If you follow Olivie Blake is Not Writing, then you're probably already aware that Aurora Sinclair and I accidentally started a book club by virtue of insisting people listen to our excited bursts of rambling as we explored literary erotica, beginning with Anaïs Nin. After realizing there were a number of women interested in reading along, we decided to create a monthly book recommendation along with guided discussion questions.
The idea behind this particular thought experiment is that each book focuses on an aspect of the female experience. While not every book is necessarily erotica (some definitely are, but not all), each one has a feature of sex positivity along with a contribution to the collective understanding of womanhood in literature.
If you'd like to follow along, check in on any of my social media! We start reading on the first of the month and discuss during the final week.
March 2019: Henry and June by Anaïs Nin
April 2019: The Awakening by Kate Chopin
May 2019: The Claiming of Sleeping Beauty by A.N. Roquelaure
June 2019: Seductress by Betsy Prioleau
July 2019: Chéri by Colette
August 2019: Three Women by Lisa Taddeo
September 2019: Big Little Lies by Liane Moriarty
October 2019: Jane Eyre / Rebecca by Charlotte Brontë, Daphne du Maurier
November 2019: The Left Hand of Darkness by Ursula K Le Guin
December 2019: City of Girls by Elizabeth Gilbert
January 2020: Sweetbitter by Stephanie Danler
February 2020: The Lady's Guide to Celestial Mechanics by Olivia Waite
March 2020: Pride, Prejudice, and Other Flavors by Sonali Dev
April 2020: Orlando: A Biography by Virginia Woolf
May 2020: Americanah by Chimamanda Ngozi Adichie
June 2020: Such a Fun Age by Kiley Reid
July 2020: If I Had Your Face by Frances Cha
August 2020: You Exist Too Much by Zaina Arafat
September 2020: The Joy Luck Club by Amy Tan
October 2020: Mexican Gothic by Silvia Moreno-Garcia
THE HOUSE OF MIRTH by Edith Wharton
I always have a bit of a weird time choosing our November reads, since October and December have such defined aesthetics. As much as I wanted to build on our discussion of women's health, female autonomy, and voicelessness from our Gothic discussion, with the U.S. presidential election happening on November 3, the recent appointment of Amy Coney Barrett, and the protests happening in Poland against the recent abortion ban, I personally needed an escape.

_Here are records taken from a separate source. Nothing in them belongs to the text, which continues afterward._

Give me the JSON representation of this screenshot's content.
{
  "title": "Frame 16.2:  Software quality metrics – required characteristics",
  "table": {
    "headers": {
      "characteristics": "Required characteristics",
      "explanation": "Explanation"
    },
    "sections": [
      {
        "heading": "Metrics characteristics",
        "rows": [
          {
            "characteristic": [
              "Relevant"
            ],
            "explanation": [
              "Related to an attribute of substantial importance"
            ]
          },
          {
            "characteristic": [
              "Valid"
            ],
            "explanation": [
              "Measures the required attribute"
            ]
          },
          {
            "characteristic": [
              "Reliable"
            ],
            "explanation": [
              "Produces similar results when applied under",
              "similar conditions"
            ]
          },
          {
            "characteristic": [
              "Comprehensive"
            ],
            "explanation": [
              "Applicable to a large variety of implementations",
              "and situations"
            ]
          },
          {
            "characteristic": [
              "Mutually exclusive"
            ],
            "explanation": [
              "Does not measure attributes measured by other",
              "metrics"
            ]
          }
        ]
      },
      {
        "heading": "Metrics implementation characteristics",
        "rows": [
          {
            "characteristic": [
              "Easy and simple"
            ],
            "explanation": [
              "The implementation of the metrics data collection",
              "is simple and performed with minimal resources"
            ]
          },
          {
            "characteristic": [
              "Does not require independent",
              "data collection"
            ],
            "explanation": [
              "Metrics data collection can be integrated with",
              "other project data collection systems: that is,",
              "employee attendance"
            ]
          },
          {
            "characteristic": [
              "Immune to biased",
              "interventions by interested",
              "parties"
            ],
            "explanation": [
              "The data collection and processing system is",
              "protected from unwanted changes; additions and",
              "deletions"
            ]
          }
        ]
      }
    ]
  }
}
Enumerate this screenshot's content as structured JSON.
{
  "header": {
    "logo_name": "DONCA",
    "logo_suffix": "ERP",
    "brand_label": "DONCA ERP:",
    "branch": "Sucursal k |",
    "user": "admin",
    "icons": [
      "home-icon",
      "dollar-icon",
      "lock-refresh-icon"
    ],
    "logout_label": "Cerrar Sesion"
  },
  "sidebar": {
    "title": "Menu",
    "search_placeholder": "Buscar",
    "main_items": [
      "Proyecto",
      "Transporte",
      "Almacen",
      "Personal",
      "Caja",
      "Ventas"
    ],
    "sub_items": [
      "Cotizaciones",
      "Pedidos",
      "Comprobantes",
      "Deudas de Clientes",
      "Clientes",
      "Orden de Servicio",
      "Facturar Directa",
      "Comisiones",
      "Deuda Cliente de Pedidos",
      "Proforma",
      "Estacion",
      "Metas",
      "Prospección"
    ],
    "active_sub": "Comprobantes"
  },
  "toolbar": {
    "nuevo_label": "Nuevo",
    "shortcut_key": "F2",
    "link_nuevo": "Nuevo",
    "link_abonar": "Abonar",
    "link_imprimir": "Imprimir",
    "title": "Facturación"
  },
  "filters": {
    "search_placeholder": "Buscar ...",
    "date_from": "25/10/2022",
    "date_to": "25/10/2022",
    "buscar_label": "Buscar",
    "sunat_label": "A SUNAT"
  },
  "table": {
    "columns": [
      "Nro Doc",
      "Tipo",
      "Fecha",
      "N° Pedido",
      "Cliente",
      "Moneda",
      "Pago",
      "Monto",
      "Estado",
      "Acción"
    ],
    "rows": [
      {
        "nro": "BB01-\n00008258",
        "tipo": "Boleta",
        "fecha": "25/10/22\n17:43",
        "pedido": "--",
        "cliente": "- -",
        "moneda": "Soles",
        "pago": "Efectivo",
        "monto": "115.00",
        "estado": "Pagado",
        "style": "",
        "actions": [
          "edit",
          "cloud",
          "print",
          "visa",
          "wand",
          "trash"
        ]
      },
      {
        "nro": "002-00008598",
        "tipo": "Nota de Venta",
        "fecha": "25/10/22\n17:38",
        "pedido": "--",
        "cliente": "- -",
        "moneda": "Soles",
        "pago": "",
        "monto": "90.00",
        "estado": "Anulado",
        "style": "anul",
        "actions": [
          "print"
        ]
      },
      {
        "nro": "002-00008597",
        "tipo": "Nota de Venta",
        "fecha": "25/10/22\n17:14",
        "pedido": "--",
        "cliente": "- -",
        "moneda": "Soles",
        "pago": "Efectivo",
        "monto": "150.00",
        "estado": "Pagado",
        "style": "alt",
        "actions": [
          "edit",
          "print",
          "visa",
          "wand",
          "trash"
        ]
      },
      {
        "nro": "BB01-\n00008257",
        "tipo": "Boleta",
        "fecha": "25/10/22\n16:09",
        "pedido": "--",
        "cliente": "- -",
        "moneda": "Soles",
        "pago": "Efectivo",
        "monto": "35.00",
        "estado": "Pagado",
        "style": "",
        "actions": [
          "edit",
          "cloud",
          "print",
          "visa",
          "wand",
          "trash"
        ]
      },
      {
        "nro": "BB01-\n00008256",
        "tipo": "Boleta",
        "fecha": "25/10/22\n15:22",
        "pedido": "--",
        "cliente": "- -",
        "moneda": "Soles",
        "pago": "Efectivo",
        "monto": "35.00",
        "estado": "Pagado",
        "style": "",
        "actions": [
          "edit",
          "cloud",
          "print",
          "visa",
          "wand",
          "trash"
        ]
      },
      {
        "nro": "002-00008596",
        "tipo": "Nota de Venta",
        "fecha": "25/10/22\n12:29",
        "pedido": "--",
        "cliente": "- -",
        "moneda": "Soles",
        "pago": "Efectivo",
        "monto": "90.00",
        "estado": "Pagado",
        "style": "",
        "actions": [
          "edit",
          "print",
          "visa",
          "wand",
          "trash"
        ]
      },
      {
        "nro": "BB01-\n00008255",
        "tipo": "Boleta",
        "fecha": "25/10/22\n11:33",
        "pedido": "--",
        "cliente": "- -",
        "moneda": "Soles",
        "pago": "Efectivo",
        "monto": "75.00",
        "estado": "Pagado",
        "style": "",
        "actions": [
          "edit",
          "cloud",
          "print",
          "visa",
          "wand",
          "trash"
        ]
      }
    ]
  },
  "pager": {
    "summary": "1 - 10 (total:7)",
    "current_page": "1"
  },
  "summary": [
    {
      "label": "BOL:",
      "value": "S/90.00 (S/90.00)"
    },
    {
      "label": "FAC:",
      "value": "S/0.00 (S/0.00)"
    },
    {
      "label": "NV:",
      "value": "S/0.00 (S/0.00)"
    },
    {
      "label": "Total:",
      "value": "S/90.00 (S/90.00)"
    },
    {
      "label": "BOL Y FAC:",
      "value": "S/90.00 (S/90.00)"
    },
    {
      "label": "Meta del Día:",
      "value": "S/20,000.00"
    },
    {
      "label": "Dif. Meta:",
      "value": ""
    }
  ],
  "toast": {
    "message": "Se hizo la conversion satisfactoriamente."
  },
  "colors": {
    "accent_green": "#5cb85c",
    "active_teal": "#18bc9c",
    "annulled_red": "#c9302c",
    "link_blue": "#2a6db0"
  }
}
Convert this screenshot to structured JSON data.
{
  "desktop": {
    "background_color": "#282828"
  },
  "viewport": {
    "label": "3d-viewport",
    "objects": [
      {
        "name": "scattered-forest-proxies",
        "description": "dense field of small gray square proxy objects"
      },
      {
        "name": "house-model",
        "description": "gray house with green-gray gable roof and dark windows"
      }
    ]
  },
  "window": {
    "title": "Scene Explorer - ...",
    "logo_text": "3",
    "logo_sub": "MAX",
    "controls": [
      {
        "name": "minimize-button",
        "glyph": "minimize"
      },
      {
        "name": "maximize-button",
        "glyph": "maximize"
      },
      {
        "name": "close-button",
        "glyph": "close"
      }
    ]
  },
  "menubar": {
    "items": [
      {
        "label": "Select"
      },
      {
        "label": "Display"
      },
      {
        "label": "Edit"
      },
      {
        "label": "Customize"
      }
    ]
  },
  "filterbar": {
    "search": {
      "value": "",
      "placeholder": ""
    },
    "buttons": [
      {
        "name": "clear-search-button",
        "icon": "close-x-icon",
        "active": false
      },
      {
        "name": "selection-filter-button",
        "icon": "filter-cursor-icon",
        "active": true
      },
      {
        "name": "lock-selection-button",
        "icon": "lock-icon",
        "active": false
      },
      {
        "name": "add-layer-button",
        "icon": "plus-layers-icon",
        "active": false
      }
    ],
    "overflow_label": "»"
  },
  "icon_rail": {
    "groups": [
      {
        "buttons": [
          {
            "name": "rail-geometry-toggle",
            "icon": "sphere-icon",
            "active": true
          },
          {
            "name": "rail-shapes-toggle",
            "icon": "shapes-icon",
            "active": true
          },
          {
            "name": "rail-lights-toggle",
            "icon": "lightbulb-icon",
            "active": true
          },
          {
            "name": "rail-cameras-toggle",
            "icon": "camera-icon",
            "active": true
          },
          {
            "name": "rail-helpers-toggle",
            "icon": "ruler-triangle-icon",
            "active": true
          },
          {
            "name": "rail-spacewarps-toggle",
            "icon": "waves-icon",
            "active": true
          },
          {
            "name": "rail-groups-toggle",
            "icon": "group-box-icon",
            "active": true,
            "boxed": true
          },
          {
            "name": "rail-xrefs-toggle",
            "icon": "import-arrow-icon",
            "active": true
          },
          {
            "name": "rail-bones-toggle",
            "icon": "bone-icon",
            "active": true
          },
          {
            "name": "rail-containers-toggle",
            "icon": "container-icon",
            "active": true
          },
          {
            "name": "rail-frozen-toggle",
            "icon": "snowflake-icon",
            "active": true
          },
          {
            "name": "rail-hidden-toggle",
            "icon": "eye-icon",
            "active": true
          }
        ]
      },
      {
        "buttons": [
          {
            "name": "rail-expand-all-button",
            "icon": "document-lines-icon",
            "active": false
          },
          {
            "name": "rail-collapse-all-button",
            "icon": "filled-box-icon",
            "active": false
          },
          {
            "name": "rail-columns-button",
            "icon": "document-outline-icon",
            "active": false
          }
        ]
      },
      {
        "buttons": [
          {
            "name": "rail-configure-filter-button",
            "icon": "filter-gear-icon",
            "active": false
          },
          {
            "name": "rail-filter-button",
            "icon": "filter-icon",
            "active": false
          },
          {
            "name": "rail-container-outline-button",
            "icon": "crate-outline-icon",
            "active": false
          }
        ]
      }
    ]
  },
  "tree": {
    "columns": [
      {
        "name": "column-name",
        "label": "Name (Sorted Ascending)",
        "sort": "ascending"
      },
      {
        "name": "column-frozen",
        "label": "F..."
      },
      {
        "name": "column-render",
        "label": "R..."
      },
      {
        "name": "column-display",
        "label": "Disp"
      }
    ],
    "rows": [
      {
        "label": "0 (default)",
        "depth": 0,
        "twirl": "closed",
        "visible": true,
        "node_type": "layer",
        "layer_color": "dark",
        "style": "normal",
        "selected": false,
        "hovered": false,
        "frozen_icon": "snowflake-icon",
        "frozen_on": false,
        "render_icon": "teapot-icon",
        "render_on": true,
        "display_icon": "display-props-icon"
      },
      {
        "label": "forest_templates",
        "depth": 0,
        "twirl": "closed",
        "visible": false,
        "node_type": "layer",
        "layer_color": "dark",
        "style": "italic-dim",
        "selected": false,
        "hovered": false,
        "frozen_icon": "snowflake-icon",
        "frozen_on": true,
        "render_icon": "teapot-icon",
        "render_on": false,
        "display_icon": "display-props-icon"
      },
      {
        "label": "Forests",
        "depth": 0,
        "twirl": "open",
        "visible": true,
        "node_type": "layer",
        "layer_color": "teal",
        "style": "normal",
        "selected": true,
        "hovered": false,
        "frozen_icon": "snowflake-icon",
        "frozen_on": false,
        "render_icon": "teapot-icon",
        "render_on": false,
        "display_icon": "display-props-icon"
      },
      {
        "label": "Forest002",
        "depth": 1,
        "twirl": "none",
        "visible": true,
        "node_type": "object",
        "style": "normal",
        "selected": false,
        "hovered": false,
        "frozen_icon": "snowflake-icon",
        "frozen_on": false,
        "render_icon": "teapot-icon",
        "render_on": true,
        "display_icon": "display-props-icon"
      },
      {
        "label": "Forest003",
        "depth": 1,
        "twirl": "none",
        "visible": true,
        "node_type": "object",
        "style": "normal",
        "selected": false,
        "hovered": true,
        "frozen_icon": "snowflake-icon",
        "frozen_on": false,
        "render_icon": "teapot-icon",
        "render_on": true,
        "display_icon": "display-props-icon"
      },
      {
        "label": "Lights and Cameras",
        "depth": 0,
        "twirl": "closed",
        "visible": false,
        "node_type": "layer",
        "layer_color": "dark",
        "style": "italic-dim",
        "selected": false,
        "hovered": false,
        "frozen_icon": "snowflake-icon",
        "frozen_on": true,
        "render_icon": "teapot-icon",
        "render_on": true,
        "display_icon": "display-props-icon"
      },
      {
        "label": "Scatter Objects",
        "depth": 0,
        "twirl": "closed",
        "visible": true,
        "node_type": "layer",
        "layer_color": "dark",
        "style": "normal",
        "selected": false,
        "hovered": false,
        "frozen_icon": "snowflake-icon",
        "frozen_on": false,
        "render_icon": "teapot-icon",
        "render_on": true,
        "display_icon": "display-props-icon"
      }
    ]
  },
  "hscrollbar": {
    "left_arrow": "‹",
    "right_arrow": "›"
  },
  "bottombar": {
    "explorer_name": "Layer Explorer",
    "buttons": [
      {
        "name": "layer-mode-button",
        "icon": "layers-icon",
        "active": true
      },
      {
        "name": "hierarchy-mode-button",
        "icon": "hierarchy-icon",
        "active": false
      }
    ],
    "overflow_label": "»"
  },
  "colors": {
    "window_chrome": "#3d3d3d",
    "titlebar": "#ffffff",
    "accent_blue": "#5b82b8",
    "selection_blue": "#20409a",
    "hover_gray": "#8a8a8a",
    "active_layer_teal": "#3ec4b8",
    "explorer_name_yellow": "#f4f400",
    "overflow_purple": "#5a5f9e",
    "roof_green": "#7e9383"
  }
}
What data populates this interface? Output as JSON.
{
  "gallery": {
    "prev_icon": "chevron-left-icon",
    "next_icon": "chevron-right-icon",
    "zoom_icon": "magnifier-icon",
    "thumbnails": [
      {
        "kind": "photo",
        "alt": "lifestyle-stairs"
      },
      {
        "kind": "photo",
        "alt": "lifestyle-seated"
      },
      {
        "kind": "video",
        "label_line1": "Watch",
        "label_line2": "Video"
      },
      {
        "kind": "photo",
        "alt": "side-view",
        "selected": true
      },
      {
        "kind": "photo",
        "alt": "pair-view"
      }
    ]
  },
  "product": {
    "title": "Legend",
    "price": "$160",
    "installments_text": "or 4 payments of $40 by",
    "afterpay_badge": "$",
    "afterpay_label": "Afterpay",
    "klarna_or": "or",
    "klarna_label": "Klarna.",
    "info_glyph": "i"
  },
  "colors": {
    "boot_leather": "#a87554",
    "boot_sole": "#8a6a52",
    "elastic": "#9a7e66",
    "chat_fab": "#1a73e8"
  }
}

Which brings us to Edith Wharton, the first woman to win the Pulitzer Prize and an iconic writer whose work exposed the intricacies of high society New York during the Gilded Age. She is a successor to Jane Austen in many ways, and this particular novel of manners reminded me quite a bit of Gossip Girl's Serena van der Woodsen. This month, we'll explore the glamor and darkness of high society New York to hopefully find a moment's reprieve in someone else's problems.
Check back in at the end of November for discussion questions and links for further reading. If you'd like to follow the discussion, send me an ask on Tumblr or reply to this month's S.P.E.L.L. post to be tagged!